Skip to content

New rule could mean bigger bathrooms on some airplanes

Dec. 17, 2019
2 min read
New rule could mean bigger bathrooms on some airplanes
This post contains references to products from one or more of our advertisers. We may receive compensation when you click on links to those products. Terms apply to the offers listed on this page. For an explanation of our Advertising Policy, visit this page.

The U.S. Department of Transportation is taking steps to make single-aisle planes more accessible for disabled travelers. It announced on Monday that it is seeking public comment on a proposal to improve handicap access to lavatories on single-aisle aircraft.

Narrowbody planes had not previously been required to have handicap-accessible bathrooms because they were originally designed for short-haul flying. But, as technology improved and airlines increasingly used single-aisle aircraft on longer routes, the lack of accessible facilities has become a more acute issue for some travelers.

"The inability to use the lavatory on long flights can present significant challenges to passengers with disabilities, and poses a deterrent for some passengers with disabilities to traveling by air," the department said.

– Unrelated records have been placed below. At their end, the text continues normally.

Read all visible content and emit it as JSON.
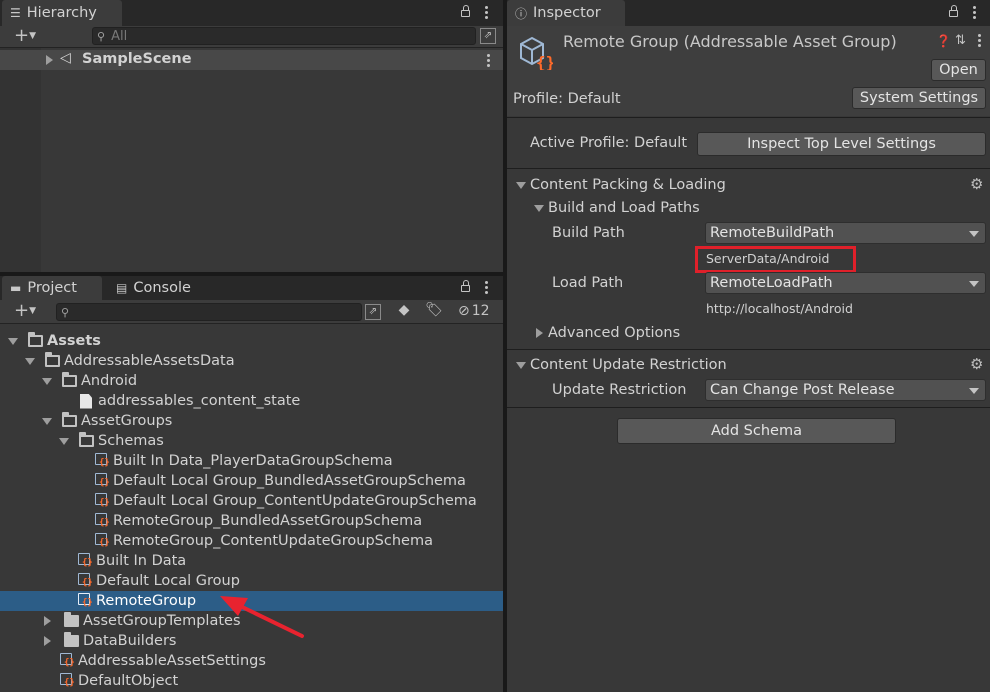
{
  "hierarchy": {
    "tab_label": "Hierarchy",
    "search_placeholder": "All",
    "scene_name": "SampleScene"
  },
  "project": {
    "tab_label": "Project",
    "console_tab_label": "Console",
    "hidden_count": "12",
    "tree": {
      "assets": "Assets",
      "addressable_assets_data": "AddressableAssetsData",
      "android": "Android",
      "content_state": "addressables_content_state",
      "asset_groups": "AssetGroups",
      "schemas": "Schemas",
      "schema_1": "Built In Data_PlayerDataGroupSchema",
      "schema_2": "Default Local Group_BundledAssetGroupSchema",
      "schema_3": "Default Local Group_ContentUpdateGroupSchema",
      "schema_4": "RemoteGroup_BundledAssetGroupSchema",
      "schema_5": "RemoteGroup_ContentUpdateGroupSchema",
      "group_builtin": "Built In Data",
      "group_default_local": "Default Local Group",
      "group_remote": "RemoteGroup",
      "asset_group_templates": "AssetGroupTemplates",
      "data_builders": "DataBuilders",
      "settings": "AddressableAssetSettings",
      "default_object": "DefaultObject"
    }
  },
  "inspector": {
    "tab_label": "Inspector",
    "title": "Remote Group (Addressable Asset Group)",
    "open_button": "Open",
    "profile_label": "Profile: Default",
    "system_settings_button": "System Settings",
    "active_profile_label": "Active Profile: Default",
    "inspect_button": "Inspect Top Level Settings",
    "content_packing_header": "Content Packing & Loading",
    "build_load_paths_header": "Build and Load Paths",
    "build_path_label": "Build Path",
    "build_path_value": "RemoteBuildPath",
    "build_path_resolved": "ServerData/Android",
    "load_path_label": "Load Path",
    "load_path_value": "RemoteLoadPath",
    "load_path_resolved": "http://localhost/Android",
    "advanced_options": "Advanced Options",
    "content_update_header": "Content Update Restriction",
    "update_restriction_label": "Update Restriction",
    "update_restriction_value": "Can Change Post Release",
    "add_schema_button": "Add Schema"
  },
  "colors": {
    "selection": "#2c5d87",
    "highlight_box": "#e0202a",
    "arrow": "#e8232f",
    "panel_bg": "#383838"
  }
}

Sign up for our daily newsletter

Sign up for the free daily TPG newsletter for more airline news.

The proposed rule will cover new aircraft with 125 seats or more, and the current draft calls for onboard lavatories to be equipped with accessibility features such as assist handles and fixtures that are in easy reach for disabled customers. It would also require planes covered by the regulation to have a wheelchair onboard that could fit into the accessible lavatory.

In recent years, airlines have gained attention for installing "space-saving" lavatories in order to install extra seats. The new bathrooms have a reputation for being especially tight, so the new DOT rule could offer a reprieve for all travelers.

American Airlines Airbus A321neo rear lavatory. (Photo by JT Genter/The Points Guy.)

The department said that in the future, the rule might have the result that, "the size of lavatories on certain single-aisle aircraft would be expanded to a size equivalent to those found on twin-aisle aircraft," but it would not affect planes already in service.

The DOT is also planning to solicit information from airlines and other stakeholders on the costs and benefits of installing larger bathrooms on single-aisle planes.